ED work is difficult, and if our staff feel “alone” in dealing with challenging, escalating, or potentially dangerous patients, we’ve neglected our obligations as ED and hospital leaders and let down our staff and patients. Although I started by pointing out the issues within our control as individual providers—our attitudes toward and behaviors with specific patient populations—I am ending with a reminder that as leaders we always have a role to play in creating the conditions in which best care is most likely to take place. This is a call to review our policies and procedures, but we too need to look in the mirror—are we good role models? By our actions in and around the ED as well as our administrative priorities, do we signal our own respect for the marginalized patients we care for and the priority we put on that mission as leaders and as organizations?

We can never eliminate risk totally, but we can make our EDs safer and more compassionate places for patients, and we can improve staff morale at the same time. I hope some of the insights and strategies in these two posts will help your ED better support your staff in these situations.

—Dr. Howard Ovens, January 2019


Dr. Ovens has no conflicts of interest to declare.



  1. SREMI – The Schwartz/Reisman Emergency Medicine Institute. Dr Howard Ovens Professorial Address. YouTube. 2014 Nov 7. Available from: Accessed 2019 Jan 26.
  2. Redelmeier DA, Molin JP, Tibshirani RJ. A randomized trial of compassionate care for the homeless in an emergency department. Lancet. 1995;345(8958):1131-1134.


Episode 115 – Emergency Management of the Agitated Patient

Episode 51 – Effective Patient Communication: Managing Difficult Patients


Cite this article as: Ovens, H., Ovens, S. Waiting to Be Seen #18 – Zero-Tolerance Policies in the ED, Part Two: Taking a look in the mirror.

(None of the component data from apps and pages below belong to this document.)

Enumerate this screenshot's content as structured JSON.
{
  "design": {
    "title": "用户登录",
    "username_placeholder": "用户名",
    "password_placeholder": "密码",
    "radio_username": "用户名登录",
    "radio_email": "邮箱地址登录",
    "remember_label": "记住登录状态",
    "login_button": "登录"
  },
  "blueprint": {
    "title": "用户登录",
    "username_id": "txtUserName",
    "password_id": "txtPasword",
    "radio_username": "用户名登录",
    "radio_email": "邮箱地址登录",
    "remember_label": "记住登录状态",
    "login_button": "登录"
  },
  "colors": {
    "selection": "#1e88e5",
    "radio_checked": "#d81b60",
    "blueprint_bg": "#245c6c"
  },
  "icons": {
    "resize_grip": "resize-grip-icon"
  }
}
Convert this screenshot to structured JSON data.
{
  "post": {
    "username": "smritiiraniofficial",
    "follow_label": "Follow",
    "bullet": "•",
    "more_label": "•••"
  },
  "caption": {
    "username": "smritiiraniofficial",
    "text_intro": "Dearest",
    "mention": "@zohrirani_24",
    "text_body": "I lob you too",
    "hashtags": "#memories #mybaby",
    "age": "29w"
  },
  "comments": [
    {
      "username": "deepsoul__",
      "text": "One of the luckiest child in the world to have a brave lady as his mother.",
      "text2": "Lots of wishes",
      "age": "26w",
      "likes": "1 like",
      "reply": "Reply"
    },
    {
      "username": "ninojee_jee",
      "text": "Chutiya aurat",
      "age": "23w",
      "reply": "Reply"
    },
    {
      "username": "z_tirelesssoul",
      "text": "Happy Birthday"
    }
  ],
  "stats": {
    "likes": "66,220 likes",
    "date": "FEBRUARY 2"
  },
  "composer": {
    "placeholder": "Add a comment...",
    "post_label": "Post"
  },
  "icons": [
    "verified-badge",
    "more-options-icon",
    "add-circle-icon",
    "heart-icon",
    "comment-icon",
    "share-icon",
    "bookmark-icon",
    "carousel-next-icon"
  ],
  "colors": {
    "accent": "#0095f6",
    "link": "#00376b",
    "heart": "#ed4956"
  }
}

Emergency Medicine Cases. Published January, 2019. Accessed [date].